Your instructions: Find the string "springframework" in the records and copy each line where it occurs.

Data provided:

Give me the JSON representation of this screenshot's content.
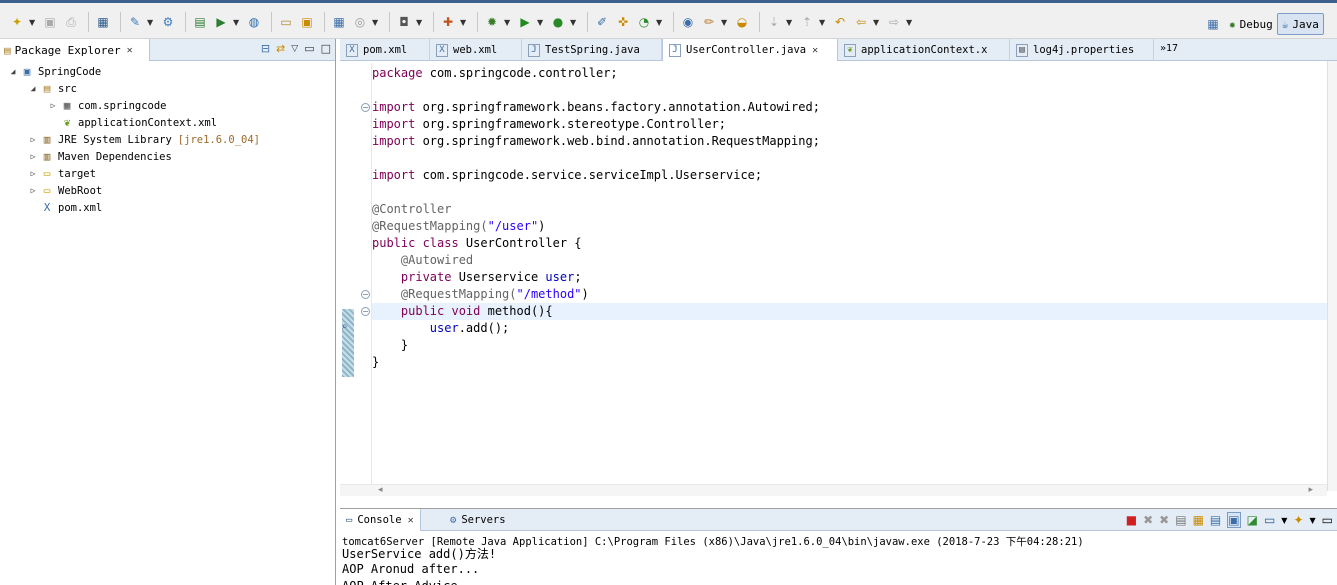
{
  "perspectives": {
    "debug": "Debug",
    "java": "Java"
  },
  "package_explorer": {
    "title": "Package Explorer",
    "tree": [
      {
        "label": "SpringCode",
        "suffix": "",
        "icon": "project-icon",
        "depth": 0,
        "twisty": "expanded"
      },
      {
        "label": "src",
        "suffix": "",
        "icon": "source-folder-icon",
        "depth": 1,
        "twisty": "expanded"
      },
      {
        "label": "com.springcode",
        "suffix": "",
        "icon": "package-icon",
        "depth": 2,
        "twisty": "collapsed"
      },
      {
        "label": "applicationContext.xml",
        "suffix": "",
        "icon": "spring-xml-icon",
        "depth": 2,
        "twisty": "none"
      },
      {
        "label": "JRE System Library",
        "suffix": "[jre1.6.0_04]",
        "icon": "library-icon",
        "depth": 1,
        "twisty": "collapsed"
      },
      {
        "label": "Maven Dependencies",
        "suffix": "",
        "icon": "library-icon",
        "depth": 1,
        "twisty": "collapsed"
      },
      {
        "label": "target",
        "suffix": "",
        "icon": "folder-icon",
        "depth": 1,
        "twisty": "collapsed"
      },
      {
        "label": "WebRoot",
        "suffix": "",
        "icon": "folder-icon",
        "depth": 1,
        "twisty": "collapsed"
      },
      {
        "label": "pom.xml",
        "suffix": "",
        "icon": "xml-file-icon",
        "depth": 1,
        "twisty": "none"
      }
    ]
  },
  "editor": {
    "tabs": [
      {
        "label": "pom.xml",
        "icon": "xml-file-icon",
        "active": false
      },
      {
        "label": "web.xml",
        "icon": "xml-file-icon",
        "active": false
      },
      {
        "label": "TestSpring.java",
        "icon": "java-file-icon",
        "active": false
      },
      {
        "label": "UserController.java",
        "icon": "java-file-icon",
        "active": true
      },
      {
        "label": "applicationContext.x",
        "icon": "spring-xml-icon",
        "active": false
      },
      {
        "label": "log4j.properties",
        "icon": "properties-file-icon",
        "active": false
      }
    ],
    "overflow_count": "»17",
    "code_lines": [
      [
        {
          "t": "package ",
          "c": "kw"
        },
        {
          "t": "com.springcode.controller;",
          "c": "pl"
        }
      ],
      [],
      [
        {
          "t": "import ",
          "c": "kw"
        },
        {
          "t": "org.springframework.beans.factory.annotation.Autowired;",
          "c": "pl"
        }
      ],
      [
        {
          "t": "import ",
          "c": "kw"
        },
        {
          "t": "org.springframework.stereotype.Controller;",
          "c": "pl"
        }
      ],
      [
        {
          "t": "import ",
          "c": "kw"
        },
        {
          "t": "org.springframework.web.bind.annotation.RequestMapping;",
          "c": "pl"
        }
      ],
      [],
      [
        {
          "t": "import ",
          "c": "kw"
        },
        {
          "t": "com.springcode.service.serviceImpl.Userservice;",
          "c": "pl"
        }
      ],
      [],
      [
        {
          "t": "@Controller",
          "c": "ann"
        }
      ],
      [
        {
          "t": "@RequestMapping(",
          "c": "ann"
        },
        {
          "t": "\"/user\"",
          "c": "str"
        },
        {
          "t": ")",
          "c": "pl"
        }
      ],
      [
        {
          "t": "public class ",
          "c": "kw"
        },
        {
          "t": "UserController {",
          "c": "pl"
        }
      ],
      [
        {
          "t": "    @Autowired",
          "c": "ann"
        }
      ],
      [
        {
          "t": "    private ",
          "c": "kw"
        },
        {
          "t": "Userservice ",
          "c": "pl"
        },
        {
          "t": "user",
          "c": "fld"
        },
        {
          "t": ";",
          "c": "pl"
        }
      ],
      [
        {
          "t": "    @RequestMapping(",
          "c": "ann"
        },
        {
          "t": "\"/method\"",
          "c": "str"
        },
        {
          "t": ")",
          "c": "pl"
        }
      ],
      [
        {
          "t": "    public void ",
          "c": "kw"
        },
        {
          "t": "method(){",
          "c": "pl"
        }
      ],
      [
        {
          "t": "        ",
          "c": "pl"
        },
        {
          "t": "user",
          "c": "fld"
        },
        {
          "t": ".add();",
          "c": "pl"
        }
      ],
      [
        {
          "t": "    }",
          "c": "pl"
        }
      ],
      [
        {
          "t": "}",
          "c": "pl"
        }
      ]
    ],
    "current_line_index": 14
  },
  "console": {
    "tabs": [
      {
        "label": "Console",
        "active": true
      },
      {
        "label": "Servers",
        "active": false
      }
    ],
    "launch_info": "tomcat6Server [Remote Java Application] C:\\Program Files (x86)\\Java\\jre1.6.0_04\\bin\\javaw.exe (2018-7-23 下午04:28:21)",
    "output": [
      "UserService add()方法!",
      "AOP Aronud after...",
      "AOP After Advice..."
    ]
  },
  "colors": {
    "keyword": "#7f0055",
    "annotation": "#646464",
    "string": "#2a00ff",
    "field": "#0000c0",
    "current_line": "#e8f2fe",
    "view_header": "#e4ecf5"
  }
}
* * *
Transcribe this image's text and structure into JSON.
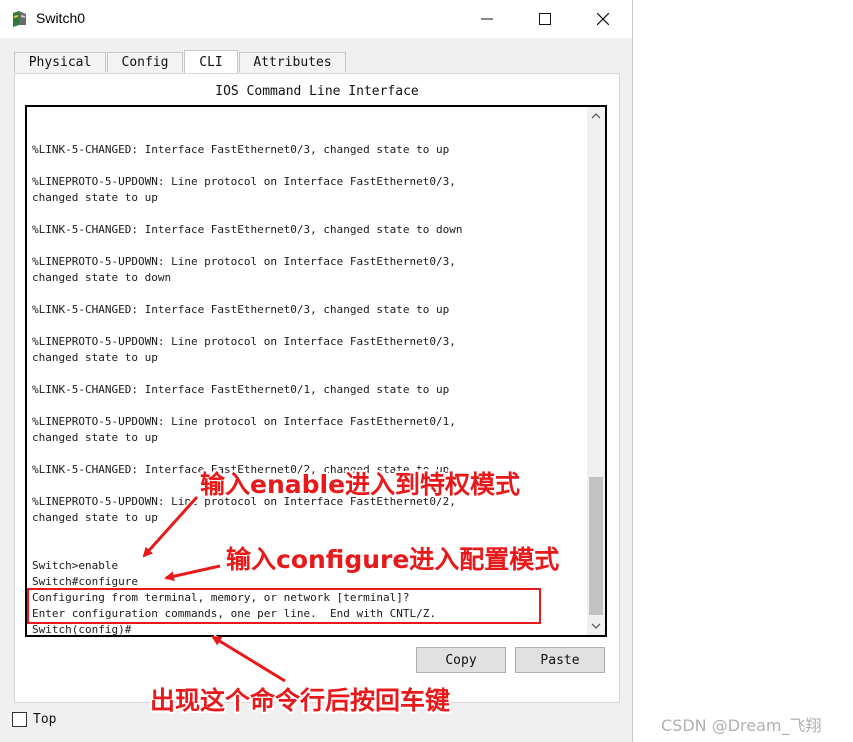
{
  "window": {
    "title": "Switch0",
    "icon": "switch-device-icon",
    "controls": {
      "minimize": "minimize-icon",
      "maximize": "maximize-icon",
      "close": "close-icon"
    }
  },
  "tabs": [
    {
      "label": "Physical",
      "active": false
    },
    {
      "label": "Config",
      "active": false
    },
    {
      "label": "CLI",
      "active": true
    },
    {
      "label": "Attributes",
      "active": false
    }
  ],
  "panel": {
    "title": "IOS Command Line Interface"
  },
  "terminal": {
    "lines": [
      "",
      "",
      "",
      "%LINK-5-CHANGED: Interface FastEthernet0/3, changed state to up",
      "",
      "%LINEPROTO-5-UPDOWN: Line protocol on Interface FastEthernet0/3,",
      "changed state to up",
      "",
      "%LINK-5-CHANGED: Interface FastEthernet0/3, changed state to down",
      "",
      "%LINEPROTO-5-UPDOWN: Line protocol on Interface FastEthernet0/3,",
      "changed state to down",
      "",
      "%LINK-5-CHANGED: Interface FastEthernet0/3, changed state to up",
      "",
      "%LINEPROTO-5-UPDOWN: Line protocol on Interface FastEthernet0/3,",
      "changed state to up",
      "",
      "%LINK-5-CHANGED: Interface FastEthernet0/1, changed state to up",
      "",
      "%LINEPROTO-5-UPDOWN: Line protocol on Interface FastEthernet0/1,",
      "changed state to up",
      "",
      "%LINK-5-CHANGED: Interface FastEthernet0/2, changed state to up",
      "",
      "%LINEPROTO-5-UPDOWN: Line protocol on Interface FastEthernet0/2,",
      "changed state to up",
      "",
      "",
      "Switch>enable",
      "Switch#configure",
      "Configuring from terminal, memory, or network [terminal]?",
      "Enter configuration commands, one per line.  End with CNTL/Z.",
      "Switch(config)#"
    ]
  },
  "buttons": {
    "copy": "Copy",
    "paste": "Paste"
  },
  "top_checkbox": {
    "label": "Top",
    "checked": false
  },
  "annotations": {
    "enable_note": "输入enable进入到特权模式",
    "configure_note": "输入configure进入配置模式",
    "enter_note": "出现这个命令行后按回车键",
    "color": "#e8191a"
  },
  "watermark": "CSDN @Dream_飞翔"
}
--
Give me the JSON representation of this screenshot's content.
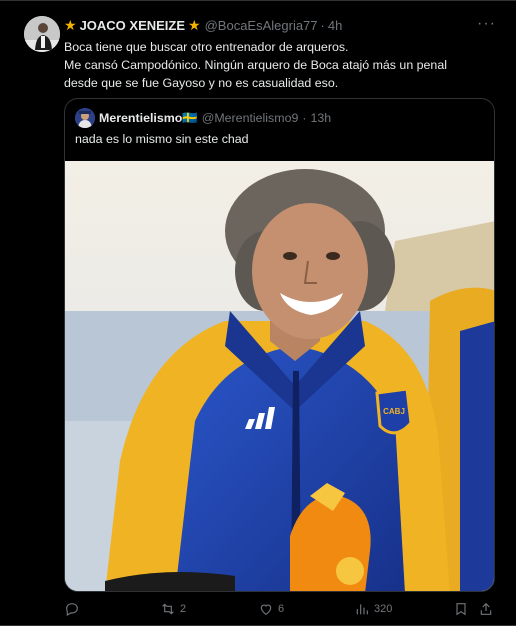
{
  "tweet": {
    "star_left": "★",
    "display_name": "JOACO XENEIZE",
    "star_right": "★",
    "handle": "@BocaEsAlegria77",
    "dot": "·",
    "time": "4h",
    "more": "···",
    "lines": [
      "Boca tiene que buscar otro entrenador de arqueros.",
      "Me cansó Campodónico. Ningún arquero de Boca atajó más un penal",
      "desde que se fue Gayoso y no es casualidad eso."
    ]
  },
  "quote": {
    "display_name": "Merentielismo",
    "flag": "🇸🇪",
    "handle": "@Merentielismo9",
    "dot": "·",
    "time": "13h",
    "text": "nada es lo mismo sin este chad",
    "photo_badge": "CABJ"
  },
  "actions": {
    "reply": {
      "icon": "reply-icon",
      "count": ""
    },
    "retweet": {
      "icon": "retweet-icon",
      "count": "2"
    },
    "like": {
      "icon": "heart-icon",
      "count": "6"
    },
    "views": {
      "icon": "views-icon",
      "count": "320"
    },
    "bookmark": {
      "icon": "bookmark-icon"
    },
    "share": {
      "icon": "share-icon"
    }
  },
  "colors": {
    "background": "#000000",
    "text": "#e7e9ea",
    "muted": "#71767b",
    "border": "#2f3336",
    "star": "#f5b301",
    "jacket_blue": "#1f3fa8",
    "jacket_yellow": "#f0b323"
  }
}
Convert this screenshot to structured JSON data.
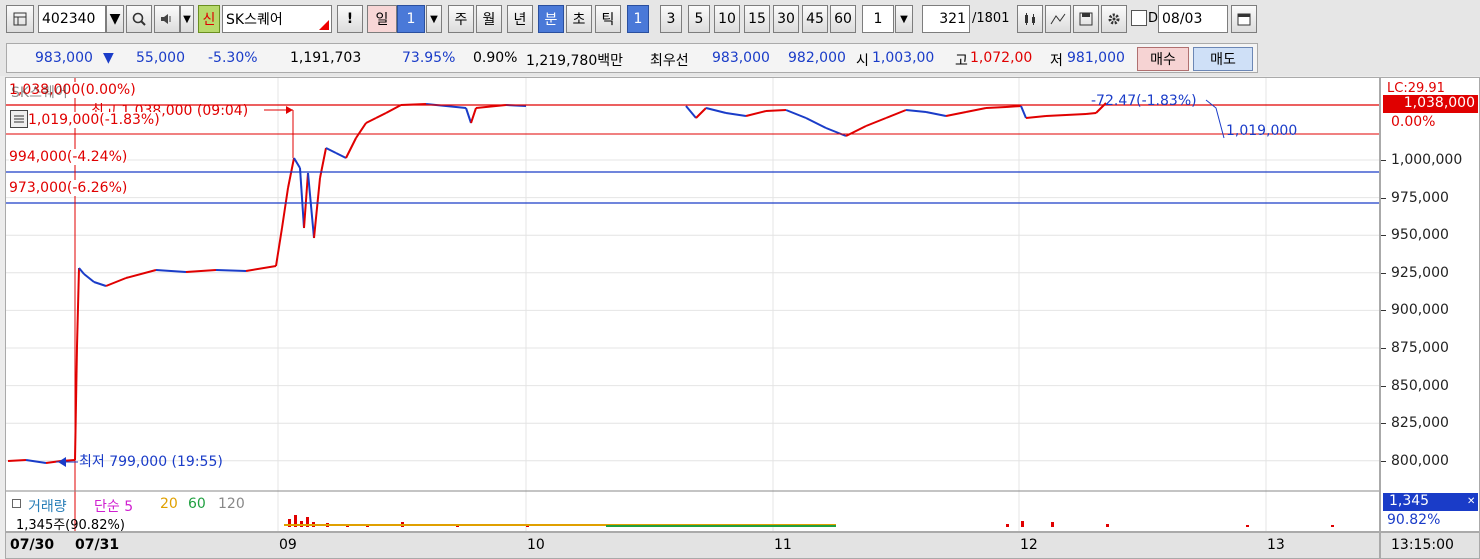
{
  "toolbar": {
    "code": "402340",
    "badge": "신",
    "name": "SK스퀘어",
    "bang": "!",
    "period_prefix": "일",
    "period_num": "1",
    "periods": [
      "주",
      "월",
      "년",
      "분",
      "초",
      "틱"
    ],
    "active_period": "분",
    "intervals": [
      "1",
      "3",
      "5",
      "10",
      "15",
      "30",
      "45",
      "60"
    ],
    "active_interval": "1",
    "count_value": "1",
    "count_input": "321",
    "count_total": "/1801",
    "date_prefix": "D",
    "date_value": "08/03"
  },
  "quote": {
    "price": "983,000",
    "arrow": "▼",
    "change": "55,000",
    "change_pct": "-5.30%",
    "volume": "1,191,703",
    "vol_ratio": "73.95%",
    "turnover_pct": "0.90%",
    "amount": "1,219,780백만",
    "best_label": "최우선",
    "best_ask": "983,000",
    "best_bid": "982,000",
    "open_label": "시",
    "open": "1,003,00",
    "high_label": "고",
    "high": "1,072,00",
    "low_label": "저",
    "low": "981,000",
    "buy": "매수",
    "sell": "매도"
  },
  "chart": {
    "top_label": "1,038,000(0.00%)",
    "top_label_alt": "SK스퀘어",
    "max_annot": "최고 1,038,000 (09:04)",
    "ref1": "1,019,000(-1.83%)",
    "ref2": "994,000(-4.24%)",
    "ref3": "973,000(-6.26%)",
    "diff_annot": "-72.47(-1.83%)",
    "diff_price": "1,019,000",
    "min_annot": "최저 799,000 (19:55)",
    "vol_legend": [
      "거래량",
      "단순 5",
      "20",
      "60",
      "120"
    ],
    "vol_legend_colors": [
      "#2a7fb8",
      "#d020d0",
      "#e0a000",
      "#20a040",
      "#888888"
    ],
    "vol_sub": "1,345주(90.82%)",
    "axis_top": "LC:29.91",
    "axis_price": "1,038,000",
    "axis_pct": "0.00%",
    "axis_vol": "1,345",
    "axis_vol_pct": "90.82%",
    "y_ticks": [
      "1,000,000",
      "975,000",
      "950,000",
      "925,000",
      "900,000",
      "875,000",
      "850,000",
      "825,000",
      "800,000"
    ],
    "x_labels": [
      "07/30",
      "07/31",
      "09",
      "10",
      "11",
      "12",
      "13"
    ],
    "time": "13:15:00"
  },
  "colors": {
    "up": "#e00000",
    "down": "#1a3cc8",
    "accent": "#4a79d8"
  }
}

Answer below:
          "t": "org.springframework.beans.factory.annotation.Autowired;",
          "t": "org.springframework.stereotype.Controller;",
          "t": "org.springframework.web.bind.annotation.RequestMapping;",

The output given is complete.